◆ Task requirements: Return only those lines of the listing that hold the word "JSON".

◆ Raw data:
=== Begin Enclosure ===

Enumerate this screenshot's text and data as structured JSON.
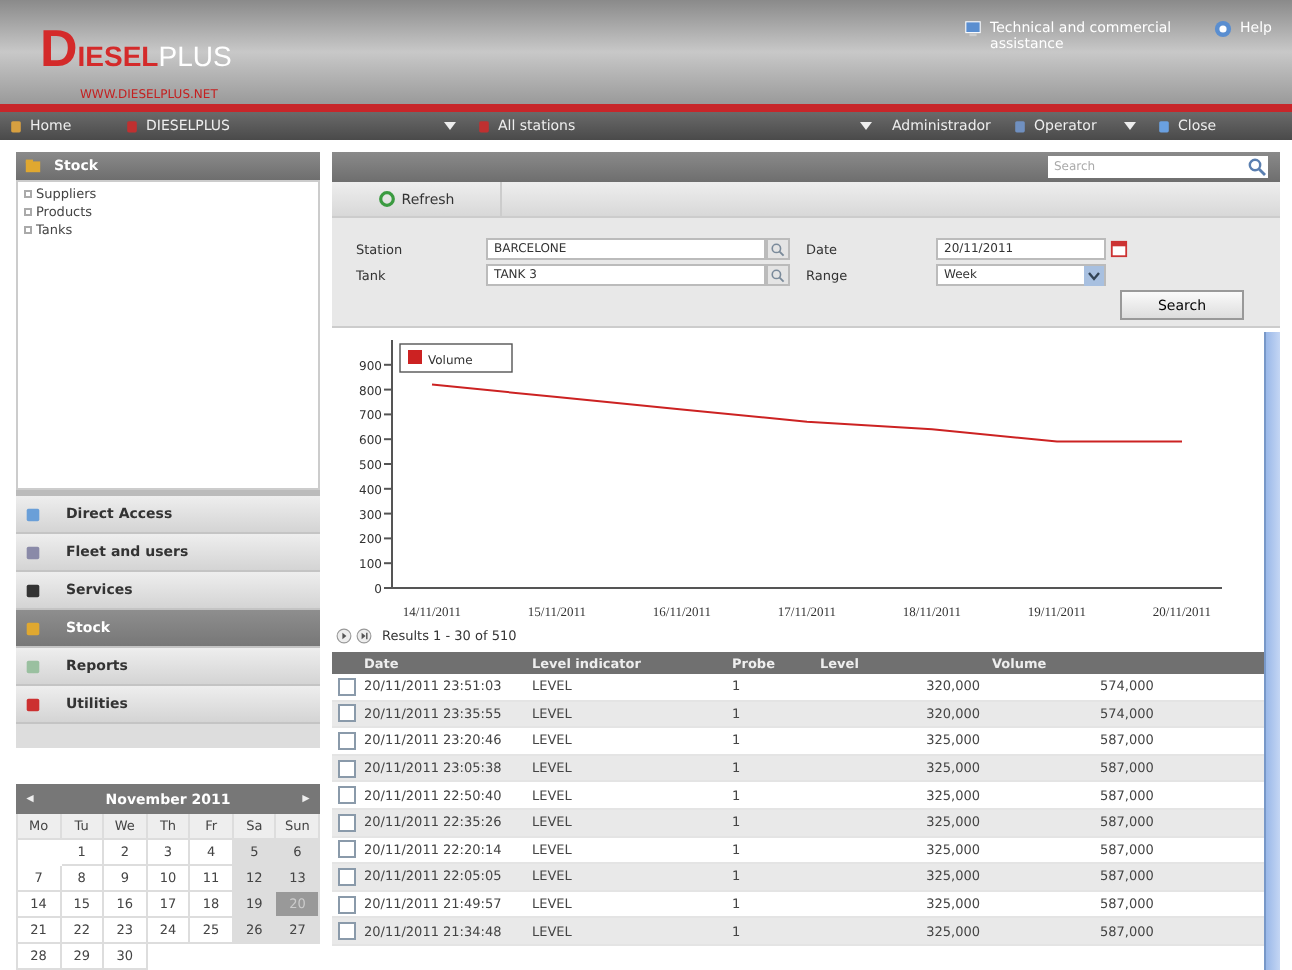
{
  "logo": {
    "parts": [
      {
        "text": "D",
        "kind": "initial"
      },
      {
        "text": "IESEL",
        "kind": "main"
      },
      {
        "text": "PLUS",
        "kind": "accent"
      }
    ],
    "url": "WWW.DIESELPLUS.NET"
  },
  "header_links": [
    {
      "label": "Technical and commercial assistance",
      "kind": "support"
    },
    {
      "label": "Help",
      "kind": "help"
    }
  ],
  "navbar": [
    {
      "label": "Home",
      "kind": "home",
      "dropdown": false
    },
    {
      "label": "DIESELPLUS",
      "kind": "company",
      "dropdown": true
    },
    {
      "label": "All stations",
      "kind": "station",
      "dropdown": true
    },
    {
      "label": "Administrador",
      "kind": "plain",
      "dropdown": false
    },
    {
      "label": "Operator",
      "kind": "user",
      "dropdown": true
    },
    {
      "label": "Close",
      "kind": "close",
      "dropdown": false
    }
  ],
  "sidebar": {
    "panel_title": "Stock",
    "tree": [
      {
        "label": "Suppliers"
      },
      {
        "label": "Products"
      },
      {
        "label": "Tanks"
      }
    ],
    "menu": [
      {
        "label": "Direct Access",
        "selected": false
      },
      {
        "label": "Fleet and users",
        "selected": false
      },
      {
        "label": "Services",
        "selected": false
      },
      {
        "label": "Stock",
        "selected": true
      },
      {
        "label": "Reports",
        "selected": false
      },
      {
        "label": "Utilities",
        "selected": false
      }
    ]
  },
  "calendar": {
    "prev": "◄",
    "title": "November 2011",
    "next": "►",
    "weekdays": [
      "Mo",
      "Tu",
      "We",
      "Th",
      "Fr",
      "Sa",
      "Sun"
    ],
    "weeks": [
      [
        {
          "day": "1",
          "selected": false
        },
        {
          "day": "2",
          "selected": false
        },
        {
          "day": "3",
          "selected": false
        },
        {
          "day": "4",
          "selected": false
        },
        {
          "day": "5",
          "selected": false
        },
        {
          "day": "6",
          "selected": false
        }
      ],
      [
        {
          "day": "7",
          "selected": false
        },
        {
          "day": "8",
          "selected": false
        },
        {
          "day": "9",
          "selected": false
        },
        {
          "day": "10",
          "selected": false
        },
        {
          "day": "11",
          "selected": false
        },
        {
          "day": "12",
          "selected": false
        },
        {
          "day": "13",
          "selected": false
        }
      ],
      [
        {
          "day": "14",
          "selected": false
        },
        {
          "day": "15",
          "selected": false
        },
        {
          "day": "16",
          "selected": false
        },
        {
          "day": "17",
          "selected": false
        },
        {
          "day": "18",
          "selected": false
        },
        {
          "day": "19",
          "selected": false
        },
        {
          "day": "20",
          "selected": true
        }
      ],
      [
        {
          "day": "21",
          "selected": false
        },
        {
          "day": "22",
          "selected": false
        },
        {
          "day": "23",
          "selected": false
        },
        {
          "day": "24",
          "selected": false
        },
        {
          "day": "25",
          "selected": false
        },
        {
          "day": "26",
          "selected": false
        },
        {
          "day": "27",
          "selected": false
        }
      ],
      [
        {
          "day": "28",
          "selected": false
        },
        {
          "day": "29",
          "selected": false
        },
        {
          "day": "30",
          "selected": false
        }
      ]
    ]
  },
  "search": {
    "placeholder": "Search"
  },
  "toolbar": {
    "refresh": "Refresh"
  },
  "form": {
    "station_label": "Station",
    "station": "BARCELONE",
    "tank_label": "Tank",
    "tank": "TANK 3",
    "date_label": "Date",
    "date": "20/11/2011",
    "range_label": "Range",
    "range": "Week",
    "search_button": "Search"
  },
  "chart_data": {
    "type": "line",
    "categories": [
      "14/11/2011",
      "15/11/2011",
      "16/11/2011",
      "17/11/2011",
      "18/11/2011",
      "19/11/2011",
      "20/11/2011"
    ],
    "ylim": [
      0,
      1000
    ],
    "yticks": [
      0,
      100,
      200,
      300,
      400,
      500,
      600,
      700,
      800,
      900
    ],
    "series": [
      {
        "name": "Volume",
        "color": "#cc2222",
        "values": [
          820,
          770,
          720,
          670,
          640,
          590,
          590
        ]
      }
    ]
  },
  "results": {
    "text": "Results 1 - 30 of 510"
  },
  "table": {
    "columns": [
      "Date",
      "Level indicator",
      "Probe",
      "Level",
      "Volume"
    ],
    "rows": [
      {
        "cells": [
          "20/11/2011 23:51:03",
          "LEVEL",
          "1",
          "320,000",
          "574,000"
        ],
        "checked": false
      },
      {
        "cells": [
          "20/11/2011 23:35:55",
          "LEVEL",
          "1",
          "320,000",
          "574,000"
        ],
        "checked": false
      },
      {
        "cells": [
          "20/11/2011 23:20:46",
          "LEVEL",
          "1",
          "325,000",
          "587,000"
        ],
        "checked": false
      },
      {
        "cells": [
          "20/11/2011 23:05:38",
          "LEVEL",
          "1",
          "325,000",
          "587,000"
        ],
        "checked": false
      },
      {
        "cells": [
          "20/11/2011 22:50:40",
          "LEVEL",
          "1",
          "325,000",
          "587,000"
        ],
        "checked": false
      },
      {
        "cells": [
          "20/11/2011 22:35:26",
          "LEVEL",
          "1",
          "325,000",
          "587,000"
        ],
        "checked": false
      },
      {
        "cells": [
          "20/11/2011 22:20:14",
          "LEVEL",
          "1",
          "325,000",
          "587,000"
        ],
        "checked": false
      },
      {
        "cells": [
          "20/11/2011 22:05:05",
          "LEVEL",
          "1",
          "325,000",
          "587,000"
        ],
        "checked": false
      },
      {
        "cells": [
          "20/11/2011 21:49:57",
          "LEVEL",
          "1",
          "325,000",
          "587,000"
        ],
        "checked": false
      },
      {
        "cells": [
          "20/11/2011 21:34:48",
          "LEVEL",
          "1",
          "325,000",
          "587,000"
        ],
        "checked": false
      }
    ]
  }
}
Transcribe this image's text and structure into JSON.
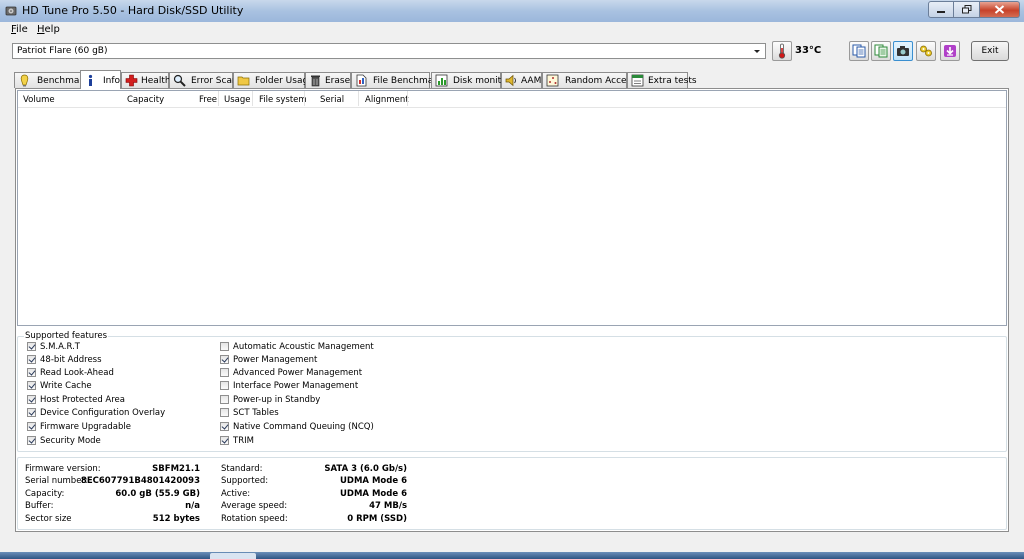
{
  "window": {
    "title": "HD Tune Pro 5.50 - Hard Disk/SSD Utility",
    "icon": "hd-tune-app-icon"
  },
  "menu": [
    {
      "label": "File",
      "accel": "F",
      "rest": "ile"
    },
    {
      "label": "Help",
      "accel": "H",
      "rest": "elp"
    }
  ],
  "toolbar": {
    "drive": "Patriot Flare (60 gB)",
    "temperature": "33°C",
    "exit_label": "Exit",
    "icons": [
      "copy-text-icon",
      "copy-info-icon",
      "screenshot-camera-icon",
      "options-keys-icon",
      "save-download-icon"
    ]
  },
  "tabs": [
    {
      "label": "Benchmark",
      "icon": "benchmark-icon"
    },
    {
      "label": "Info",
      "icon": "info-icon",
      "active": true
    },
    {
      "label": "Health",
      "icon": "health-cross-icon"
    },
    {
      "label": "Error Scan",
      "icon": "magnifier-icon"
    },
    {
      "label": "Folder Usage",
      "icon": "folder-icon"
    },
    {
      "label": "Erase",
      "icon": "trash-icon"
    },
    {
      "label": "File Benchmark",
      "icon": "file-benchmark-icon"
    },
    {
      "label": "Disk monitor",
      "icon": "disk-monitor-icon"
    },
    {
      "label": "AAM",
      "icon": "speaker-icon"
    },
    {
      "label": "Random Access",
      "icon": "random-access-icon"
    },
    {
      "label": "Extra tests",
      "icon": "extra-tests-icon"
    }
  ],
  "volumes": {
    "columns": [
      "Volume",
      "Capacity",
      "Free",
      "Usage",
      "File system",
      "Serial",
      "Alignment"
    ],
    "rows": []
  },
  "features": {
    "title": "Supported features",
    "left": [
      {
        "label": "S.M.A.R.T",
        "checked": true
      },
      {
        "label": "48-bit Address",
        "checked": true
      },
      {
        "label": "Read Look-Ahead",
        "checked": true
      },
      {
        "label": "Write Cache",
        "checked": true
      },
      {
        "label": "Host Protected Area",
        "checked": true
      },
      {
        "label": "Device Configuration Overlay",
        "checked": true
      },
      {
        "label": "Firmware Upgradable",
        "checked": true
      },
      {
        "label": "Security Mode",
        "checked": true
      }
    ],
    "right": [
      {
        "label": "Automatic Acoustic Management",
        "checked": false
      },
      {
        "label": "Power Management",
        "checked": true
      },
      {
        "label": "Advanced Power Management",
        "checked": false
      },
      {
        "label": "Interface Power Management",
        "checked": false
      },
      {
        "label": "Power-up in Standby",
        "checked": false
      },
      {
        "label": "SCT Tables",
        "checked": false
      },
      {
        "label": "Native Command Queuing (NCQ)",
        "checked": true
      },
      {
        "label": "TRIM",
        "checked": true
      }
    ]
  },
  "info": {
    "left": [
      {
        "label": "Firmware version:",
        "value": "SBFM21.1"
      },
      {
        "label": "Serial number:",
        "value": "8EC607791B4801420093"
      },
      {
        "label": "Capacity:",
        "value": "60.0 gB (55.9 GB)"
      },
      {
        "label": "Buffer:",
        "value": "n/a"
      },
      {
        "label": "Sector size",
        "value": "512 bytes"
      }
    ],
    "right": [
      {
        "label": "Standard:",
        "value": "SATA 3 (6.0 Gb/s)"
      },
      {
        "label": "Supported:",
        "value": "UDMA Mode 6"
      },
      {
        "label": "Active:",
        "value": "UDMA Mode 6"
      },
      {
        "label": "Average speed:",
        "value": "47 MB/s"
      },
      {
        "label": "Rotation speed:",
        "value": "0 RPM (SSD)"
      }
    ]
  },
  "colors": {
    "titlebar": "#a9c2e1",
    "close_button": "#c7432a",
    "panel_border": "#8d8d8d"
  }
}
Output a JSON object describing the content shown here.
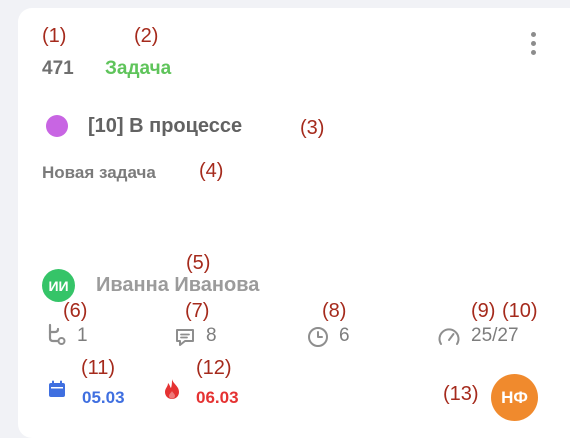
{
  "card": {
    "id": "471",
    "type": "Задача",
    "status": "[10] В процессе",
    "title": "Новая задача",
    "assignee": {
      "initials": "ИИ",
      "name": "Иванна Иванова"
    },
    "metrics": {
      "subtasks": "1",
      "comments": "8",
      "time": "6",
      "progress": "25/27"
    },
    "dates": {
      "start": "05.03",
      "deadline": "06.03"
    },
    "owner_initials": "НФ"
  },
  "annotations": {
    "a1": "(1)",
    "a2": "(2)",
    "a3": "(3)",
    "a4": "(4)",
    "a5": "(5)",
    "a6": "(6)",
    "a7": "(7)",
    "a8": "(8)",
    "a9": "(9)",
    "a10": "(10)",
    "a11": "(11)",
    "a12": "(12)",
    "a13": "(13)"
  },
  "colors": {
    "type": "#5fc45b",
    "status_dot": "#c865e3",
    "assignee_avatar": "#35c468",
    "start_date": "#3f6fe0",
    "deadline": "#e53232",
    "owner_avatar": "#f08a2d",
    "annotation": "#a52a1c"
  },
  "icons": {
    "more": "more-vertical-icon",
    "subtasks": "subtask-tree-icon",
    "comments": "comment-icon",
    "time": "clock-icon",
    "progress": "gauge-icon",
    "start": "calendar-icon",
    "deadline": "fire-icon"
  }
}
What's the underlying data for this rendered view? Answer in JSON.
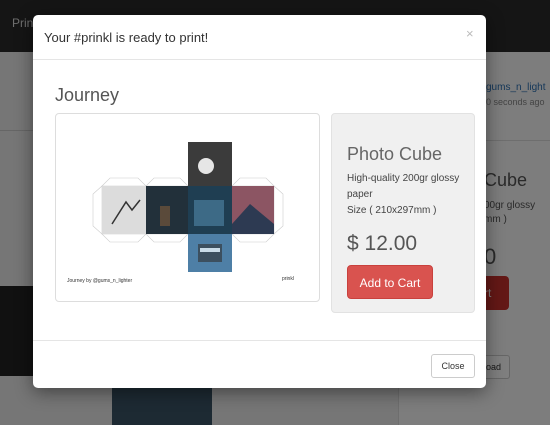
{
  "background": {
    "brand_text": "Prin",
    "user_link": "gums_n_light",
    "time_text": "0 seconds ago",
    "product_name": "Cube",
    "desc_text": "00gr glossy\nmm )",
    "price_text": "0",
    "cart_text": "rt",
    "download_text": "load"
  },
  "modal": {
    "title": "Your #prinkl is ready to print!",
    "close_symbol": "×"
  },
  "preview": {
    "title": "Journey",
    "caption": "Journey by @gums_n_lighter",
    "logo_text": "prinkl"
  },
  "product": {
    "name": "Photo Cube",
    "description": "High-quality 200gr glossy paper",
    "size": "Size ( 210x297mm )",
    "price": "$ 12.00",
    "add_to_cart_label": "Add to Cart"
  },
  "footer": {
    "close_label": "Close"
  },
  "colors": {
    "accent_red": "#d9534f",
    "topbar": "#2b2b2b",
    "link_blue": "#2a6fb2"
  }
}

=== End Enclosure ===

◆ The completed task:
Enumerate this screenshot's text and data as structured JSON.
Transcribe this image's text and structure into JSON.
Output a JSON object describing the content shown here.
What's the underlying data for this rendered view? Answer in JSON.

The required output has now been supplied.